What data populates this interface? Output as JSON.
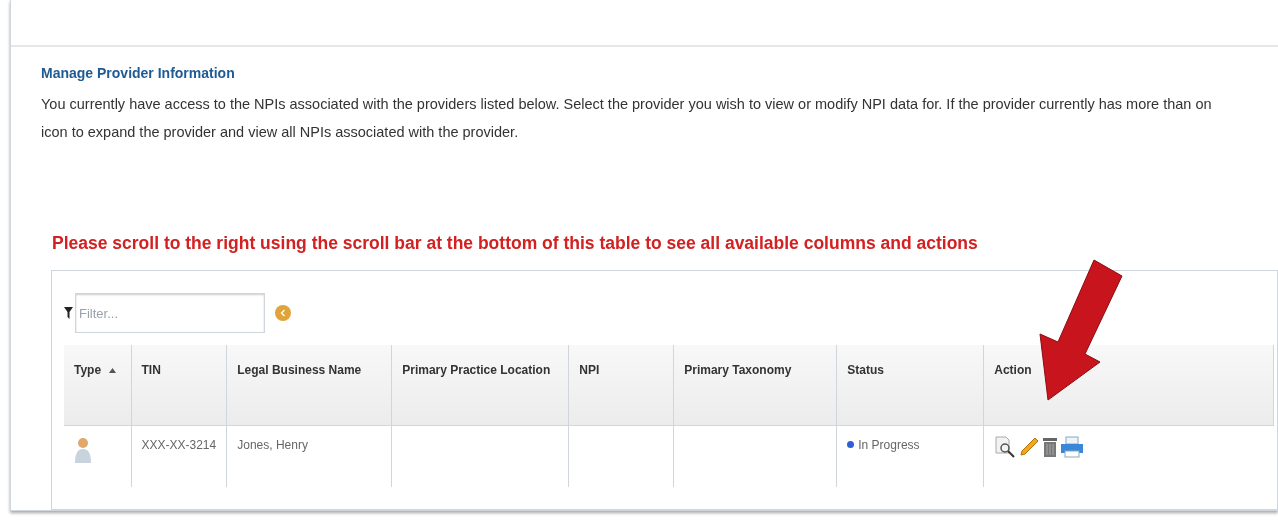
{
  "heading": "Manage Provider Information",
  "description_lines": [
    "You currently have access to the NPIs associated with the providers listed below. Select the provider you wish to view or modify NPI data for. If the provider currently has more than on",
    "icon to expand the provider and view all NPIs associated with the provider."
  ],
  "notice": "Please scroll to the right using the scroll bar at the bottom of this table to see all available columns and actions",
  "filter": {
    "placeholder": "Filter..."
  },
  "table": {
    "columns": [
      {
        "label": "Type",
        "sorted": true
      },
      {
        "label": "TIN"
      },
      {
        "label": "Legal Business Name"
      },
      {
        "label": "Primary Practice Location"
      },
      {
        "label": "NPI"
      },
      {
        "label": "Primary Taxonomy"
      },
      {
        "label": "Status"
      },
      {
        "label": "Action"
      }
    ],
    "rows": [
      {
        "kind": "individual",
        "tin": "XXX-XX-3214",
        "legal_business_name": "Jones, Henry",
        "status": {
          "label": "In Progress",
          "color": "#2f5fd0"
        },
        "actions": [
          {
            "kind": "view"
          },
          {
            "kind": "edit"
          },
          {
            "kind": "delete"
          },
          {
            "kind": "print"
          }
        ]
      }
    ]
  }
}
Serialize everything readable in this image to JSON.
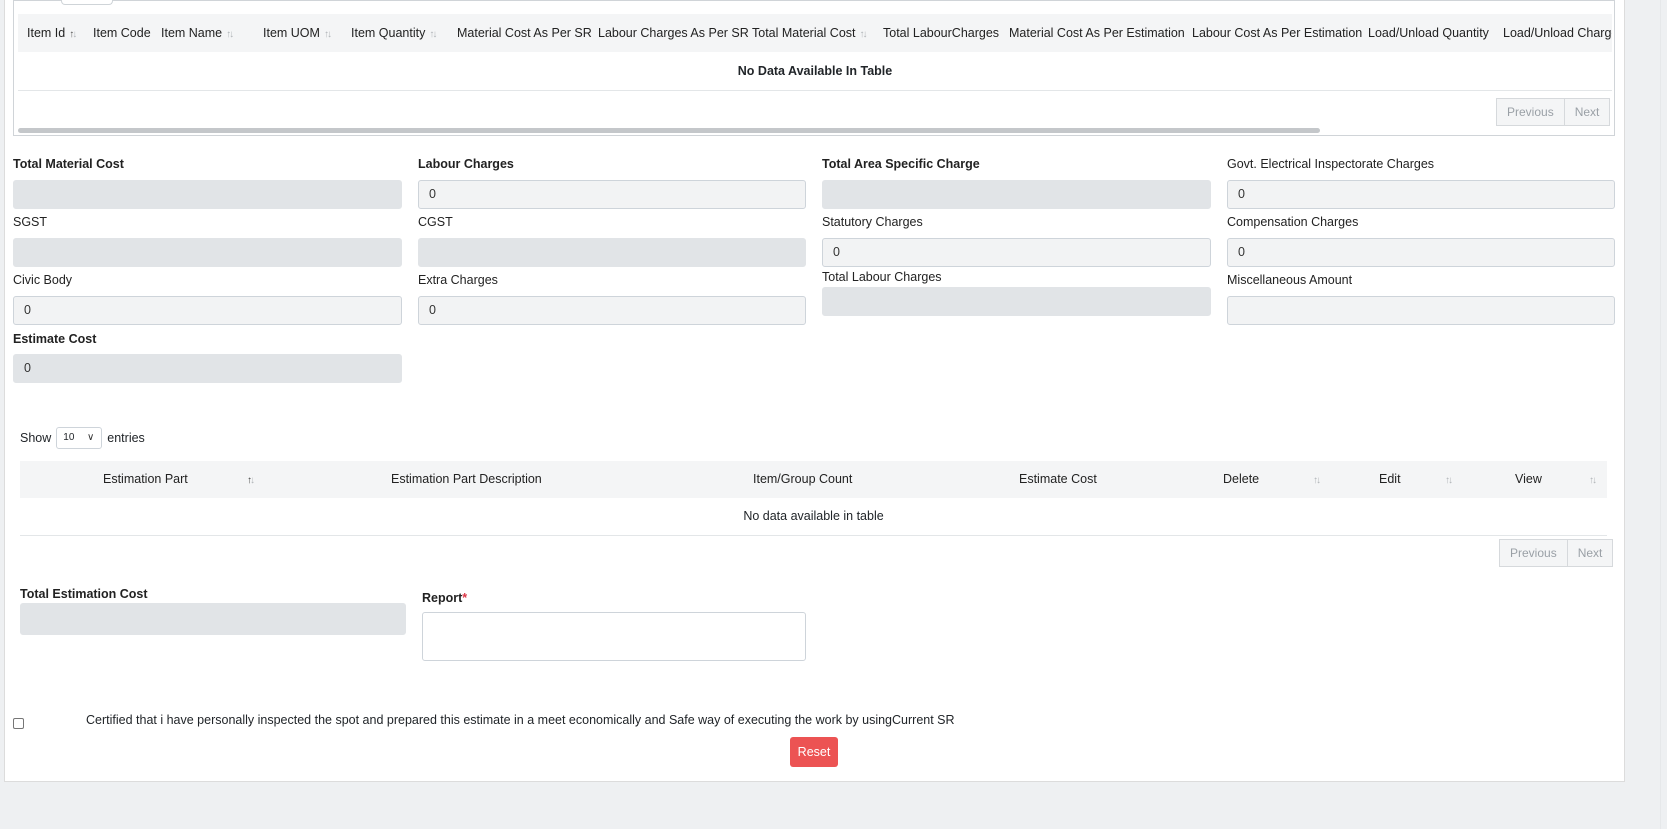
{
  "items_table": {
    "columns": [
      "Item Id",
      "Item Code",
      "Item Name",
      "Item UOM",
      "Item Quantity",
      "Material Cost As Per SR",
      "Labour Charges As Per SR",
      "Total Material Cost",
      "Total LabourCharges",
      "Material Cost As Per Estimation",
      "Labour Cost As Per Estimation",
      "Load/Unload Quantity",
      "Load/Unload Charge"
    ],
    "empty_text": "No Data Available In Table",
    "prev_label": "Previous",
    "next_label": "Next"
  },
  "form": {
    "total_material_cost": {
      "label": "Total Material Cost",
      "value": ""
    },
    "labour_charges": {
      "label": "Labour Charges",
      "value": "0"
    },
    "total_area_specific_charge": {
      "label": "Total Area Specific Charge",
      "value": ""
    },
    "govt_electrical_inspectorate_charges": {
      "label": "Govt. Electrical Inspectorate Charges",
      "value": "0"
    },
    "sgst": {
      "label": "SGST",
      "value": ""
    },
    "cgst": {
      "label": "CGST",
      "value": ""
    },
    "statutory_charges": {
      "label": "Statutory Charges",
      "value": "0"
    },
    "compensation_charges": {
      "label": "Compensation Charges",
      "value": "0"
    },
    "civic_body": {
      "label": "Civic Body",
      "value": "0"
    },
    "extra_charges": {
      "label": "Extra Charges",
      "value": "0"
    },
    "total_labour_charges": {
      "label": "Total Labour Charges",
      "value": ""
    },
    "miscellaneous_amount": {
      "label": "Miscellaneous Amount",
      "value": ""
    },
    "estimate_cost": {
      "label": "Estimate Cost",
      "value": "0"
    }
  },
  "parts_table": {
    "show_label": "Show",
    "entries_value": "10",
    "entries_label": "entries",
    "columns": [
      "Estimation Part",
      "Estimation Part Description",
      "Item/Group Count",
      "Estimate Cost",
      "Delete",
      "Edit",
      "View"
    ],
    "empty_text": "No data available in table",
    "prev_label": "Previous",
    "next_label": "Next"
  },
  "summary": {
    "total_estimation_cost_label": "Total Estimation Cost",
    "total_estimation_cost_value": "",
    "report_label": "Report",
    "report_required_mark": "*"
  },
  "certification": {
    "text": "Certified that i have personally inspected the spot and prepared this estimate in a meet economically and Safe way of executing the work by usingCurrent SR"
  },
  "actions": {
    "reset_label": "Reset"
  },
  "colors": {
    "reset_button": "#ec5353",
    "required_mark": "#dc3545",
    "disabled_field": "#e1e4e7"
  }
}
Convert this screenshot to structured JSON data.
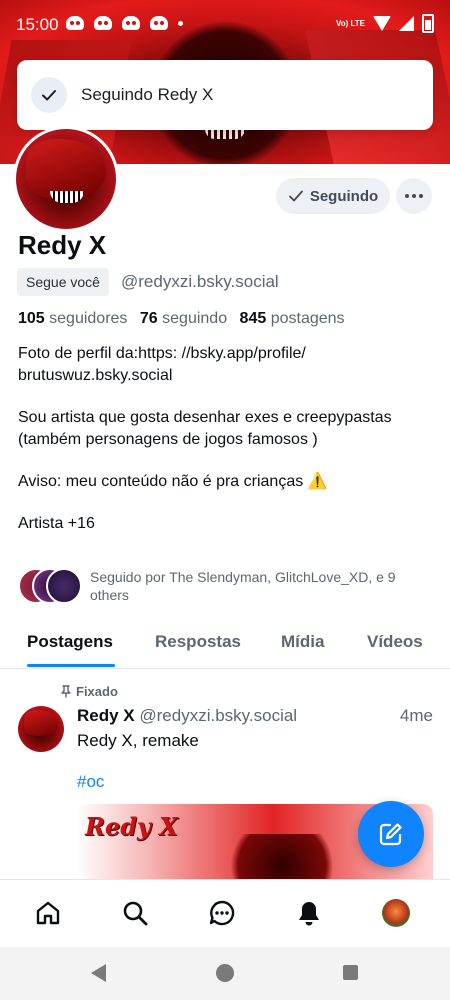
{
  "status_bar": {
    "time": "15:00",
    "network_label": "Vo) LTE"
  },
  "toast": {
    "message": "Seguindo Redy X"
  },
  "profile": {
    "follow_button_label": "Seguindo",
    "display_name": "Redy X",
    "follows_you_badge": "Segue você",
    "handle": "@redyxzi.bsky.social",
    "stats": {
      "followers_count": "105",
      "followers_label": "seguidores",
      "following_count": "76",
      "following_label": "seguindo",
      "posts_count": "845",
      "posts_label": "postagens"
    },
    "bio": {
      "line1": "Foto de perfil da:https: //bsky.app/profile/",
      "line2": "brutuswuz.bsky.social",
      "line3": "Sou artista que gosta desenhar exes e creepypastas (também personagens de jogos famosos )",
      "line4": "Aviso: meu conteúdo não é pra crianças ⚠️",
      "line5": "Artista +16"
    },
    "followed_by_text": "Seguido por The Slendyman, GlitchLove_XD, e 9 others"
  },
  "tabs": [
    {
      "label": "Postagens",
      "active": true
    },
    {
      "label": "Respostas",
      "active": false
    },
    {
      "label": "Mídia",
      "active": false
    },
    {
      "label": "Vídeos",
      "active": false
    }
  ],
  "post": {
    "pinned_label": "Fixado",
    "author": "Redy X",
    "handle": "@redyxzi.bsky.social",
    "time": "4me",
    "text": "Redy X, remake",
    "hashtag": "#oc",
    "image_title": "Redy X"
  },
  "bottom_nav": {
    "items": [
      "home-icon",
      "search-icon",
      "chat-icon",
      "bell-icon",
      "profile-avatar"
    ]
  },
  "colors": {
    "accent": "#1083fe",
    "banner_red": "#e31b1b",
    "muted_text": "#5c6772"
  }
}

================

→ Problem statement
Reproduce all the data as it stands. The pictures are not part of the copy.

→ Solved exercise
What data populates this interface? Output as JSON.
{
  "heading": "Manage Provider Information",
  "description_lines": [
    "You currently have access to the NPIs associated with the providers listed below. Select the provider you wish to view or modify NPI data for. If the provider currently has more than on",
    "icon to expand the provider and view all NPIs associated with the provider."
  ],
  "notice": "Please scroll to the right using the scroll bar at the bottom of this table to see all available columns and actions",
  "filter": {
    "placeholder": "Filter..."
  },
  "table": {
    "columns": [
      {
        "label": "Type",
        "sorted": true
      },
      {
        "label": "TIN"
      },
      {
        "label": "Legal Business Name"
      },
      {
        "label": "Primary Practice Location"
      },
      {
        "label": "NPI"
      },
      {
        "label": "Primary Taxonomy"
      },
      {
        "label": "Status"
      },
      {
        "label": "Action"
      }
    ],
    "rows": [
      {
        "kind": "individual",
        "tin": "XXX-XX-3214",
        "legal_business_name": "Jones, Henry",
        "status": {
          "label": "In Progress",
          "color": "#2f5fd0"
        },
        "actions": [
          {
            "kind": "view"
          },
          {
            "kind": "edit"
          },
          {
            "kind": "delete"
          },
          {
            "kind": "print"
          }
        ]
      }
    ]
  }
}
Serialize everything readable in this image to JSON.
{
  "items_table": {
    "columns": [
      "Item Id",
      "Item Code",
      "Item Name",
      "Item UOM",
      "Item Quantity",
      "Material Cost As Per SR",
      "Labour Charges As Per SR",
      "Total Material Cost",
      "Total LabourCharges",
      "Material Cost As Per Estimation",
      "Labour Cost As Per Estimation",
      "Load/Unload Quantity",
      "Load/Unload Charge"
    ],
    "empty_text": "No Data Available In Table",
    "prev_label": "Previous",
    "next_label": "Next"
  },
  "form": {
    "total_material_cost": {
      "label": "Total Material Cost",
      "value": ""
    },
    "labour_charges": {
      "label": "Labour Charges",
      "value": "0"
    },
    "total_area_specific_charge": {
      "label": "Total Area Specific Charge",
      "value": ""
    },
    "govt_electrical_inspectorate_charges": {
      "label": "Govt. Electrical Inspectorate Charges",
      "value": "0"
    },
    "sgst": {
      "label": "SGST",
      "value": ""
    },
    "cgst": {
      "label": "CGST",
      "value": ""
    },
    "statutory_charges": {
      "label": "Statutory Charges",
      "value": "0"
    },
    "compensation_charges": {
      "label": "Compensation Charges",
      "value": "0"
    },
    "civic_body": {
      "label": "Civic Body",
      "value": "0"
    },
    "extra_charges": {
      "label": "Extra Charges",
      "value": "0"
    },
    "total_labour_charges": {
      "label": "Total Labour Charges",
      "value": ""
    },
    "miscellaneous_amount": {
      "label": "Miscellaneous Amount",
      "value": ""
    },
    "estimate_cost": {
      "label": "Estimate Cost",
      "value": "0"
    }
  },
  "parts_table": {
    "show_label": "Show",
    "entries_value": "10",
    "entries_label": "entries",
    "columns": [
      "Estimation Part",
      "Estimation Part Description",
      "Item/Group Count",
      "Estimate Cost",
      "Delete",
      "Edit",
      "View"
    ],
    "empty_text": "No data available in table",
    "prev_label": "Previous",
    "next_label": "Next"
  },
  "summary": {
    "total_estimation_cost_label": "Total Estimation Cost",
    "total_estimation_cost_value": "",
    "report_label": "Report",
    "report_required_mark": "*"
  },
  "certification": {
    "text": "Certified that i have personally inspected the spot and prepared this estimate in a meet economically and Safe way of executing the work by usingCurrent SR"
  },
  "actions": {
    "reset_label": "Reset"
  },
  "colors": {
    "reset_button": "#ec5353",
    "required_mark": "#dc3545",
    "disabled_field": "#e1e4e7"
  }
}
Convert this screenshot to structured JSON data.
{
  "status_bar": {
    "time": "15:00",
    "network_label": "Vo) LTE"
  },
  "toast": {
    "message": "Seguindo Redy X"
  },
  "profile": {
    "follow_button_label": "Seguindo",
    "display_name": "Redy X",
    "follows_you_badge": "Segue você",
    "handle": "@redyxzi.bsky.social",
    "stats": {
      "followers_count": "105",
      "followers_label": "seguidores",
      "following_count": "76",
      "following_label": "seguindo",
      "posts_count": "845",
      "posts_label": "postagens"
    },
    "bio": {
      "line1": "Foto de perfil da:https: //bsky.app/profile/",
      "line2": "brutuswuz.bsky.social",
      "line3": "Sou artista que gosta desenhar exes e creepypastas (também personagens de jogos famosos )",
      "line4": "Aviso: meu conteúdo não é pra crianças ⚠️",
      "line5": "Artista +16"
    },
    "followed_by_text": "Seguido por The Slendyman, GlitchLove_XD, e 9 others"
  },
  "tabs": [
    {
      "label": "Postagens",
      "active": true
    },
    {
      "label": "Respostas",
      "active": false
    },
    {
      "label": "Mídia",
      "active": false
    },
    {
      "label": "Vídeos",
      "active": false
    }
  ],
  "post": {
    "pinned_label": "Fixado",
    "author": "Redy X",
    "handle": "@redyxzi.bsky.social",
    "time": "4me",
    "text": "Redy X, remake",
    "hashtag": "#oc",
    "image_title": "Redy X"
  },
  "bottom_nav": {
    "items": [
      "home-icon",
      "search-icon",
      "chat-icon",
      "bell-icon",
      "profile-avatar"
    ]
  },
  "colors": {
    "accent": "#1083fe",
    "banner_red": "#e31b1b",
    "muted_text": "#5c6772"
  }
}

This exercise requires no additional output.